> WHAT YOU SHOULD DO
The output should be identical to the entries that follow.

═══ DATA RECORDS ═══

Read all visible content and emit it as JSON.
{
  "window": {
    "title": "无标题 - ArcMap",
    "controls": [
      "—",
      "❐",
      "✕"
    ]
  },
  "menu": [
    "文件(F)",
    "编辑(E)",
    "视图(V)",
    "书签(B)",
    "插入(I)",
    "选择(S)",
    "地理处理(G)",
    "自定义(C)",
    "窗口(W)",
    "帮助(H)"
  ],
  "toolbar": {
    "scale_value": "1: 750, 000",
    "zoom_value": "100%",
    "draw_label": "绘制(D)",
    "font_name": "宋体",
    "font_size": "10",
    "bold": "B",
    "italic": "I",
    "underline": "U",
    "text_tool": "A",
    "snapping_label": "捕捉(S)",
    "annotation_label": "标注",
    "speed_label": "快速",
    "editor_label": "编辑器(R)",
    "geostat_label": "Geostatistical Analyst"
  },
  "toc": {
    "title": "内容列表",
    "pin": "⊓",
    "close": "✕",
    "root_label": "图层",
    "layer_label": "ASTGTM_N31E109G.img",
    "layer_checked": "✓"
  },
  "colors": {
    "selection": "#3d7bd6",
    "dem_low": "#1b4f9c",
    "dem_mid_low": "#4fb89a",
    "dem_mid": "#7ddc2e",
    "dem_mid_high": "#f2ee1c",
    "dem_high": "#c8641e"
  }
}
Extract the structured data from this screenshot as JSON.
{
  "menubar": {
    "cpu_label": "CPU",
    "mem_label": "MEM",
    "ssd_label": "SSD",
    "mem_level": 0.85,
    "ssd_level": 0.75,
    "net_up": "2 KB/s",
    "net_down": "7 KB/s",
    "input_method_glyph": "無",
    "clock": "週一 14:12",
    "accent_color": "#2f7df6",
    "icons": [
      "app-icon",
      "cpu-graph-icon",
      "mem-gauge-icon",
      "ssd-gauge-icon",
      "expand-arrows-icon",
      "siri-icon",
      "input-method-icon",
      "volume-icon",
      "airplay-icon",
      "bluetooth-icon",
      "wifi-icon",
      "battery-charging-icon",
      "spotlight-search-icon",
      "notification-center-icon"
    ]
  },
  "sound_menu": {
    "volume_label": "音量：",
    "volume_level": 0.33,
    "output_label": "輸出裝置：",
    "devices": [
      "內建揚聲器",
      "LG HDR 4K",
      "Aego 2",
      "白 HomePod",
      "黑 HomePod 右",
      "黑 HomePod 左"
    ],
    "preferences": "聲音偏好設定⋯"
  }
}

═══

> FINISHED TASK
Read all visible content and emit it as JSON.
{
  "window": {
    "title": "无标题 - ArcMap",
    "controls": [
      "—",
      "❐",
      "✕"
    ]
  },
  "menu": [
    "文件(F)",
    "编辑(E)",
    "视图(V)",
    "书签(B)",
    "插入(I)",
    "选择(S)",
    "地理处理(G)",
    "自定义(C)",
    "窗口(W)",
    "帮助(H)"
  ],
  "toolbar": {
    "scale_value": "1: 750, 000",
    "zoom_value": "100%",
    "draw_label": "绘制(D)",
    "font_name": "宋体",
    "font_size": "10",
    "bold": "B",
    "italic": "I",
    "underline": "U",
    "text_tool": "A",
    "snapping_label": "捕捉(S)",
    "annotation_label": "标注",
    "speed_label": "快速",
    "editor_label": "编辑器(R)",
    "geostat_label": "Geostatistical Analyst"
  },
  "toc": {
    "title": "内容列表",
    "pin": "⊓",
    "close": "✕",
    "root_label": "图层",
    "layer_label": "ASTGTM_N31E109G.img",
    "layer_checked": "✓"
  },
  "colors": {
    "selection": "#3d7bd6",
    "dem_low": "#1b4f9c",
    "dem_mid_low": "#4fb89a",
    "dem_mid": "#7ddc2e",
    "dem_mid_high": "#f2ee1c",
    "dem_high": "#c8641e"
  }
}
Extract the structured data from this screenshot as JSON.
{
  "menubar": {
    "cpu_label": "CPU",
    "mem_label": "MEM",
    "ssd_label": "SSD",
    "mem_level": 0.85,
    "ssd_level": 0.75,
    "net_up": "2 KB/s",
    "net_down": "7 KB/s",
    "input_method_glyph": "無",
    "clock": "週一 14:12",
    "accent_color": "#2f7df6",
    "icons": [
      "app-icon",
      "cpu-graph-icon",
      "mem-gauge-icon",
      "ssd-gauge-icon",
      "expand-arrows-icon",
      "siri-icon",
      "input-method-icon",
      "volume-icon",
      "airplay-icon",
      "bluetooth-icon",
      "wifi-icon",
      "battery-charging-icon",
      "spotlight-search-icon",
      "notification-center-icon"
    ]
  },
  "sound_menu": {
    "volume_label": "音量：",
    "volume_level": 0.33,
    "output_label": "輸出裝置：",
    "devices": [
      "內建揚聲器",
      "LG HDR 4K",
      "Aego 2",
      "白 HomePod",
      "黑 HomePod 右",
      "黑 HomePod 左"
    ],
    "preferences": "聲音偏好設定⋯"
  }
}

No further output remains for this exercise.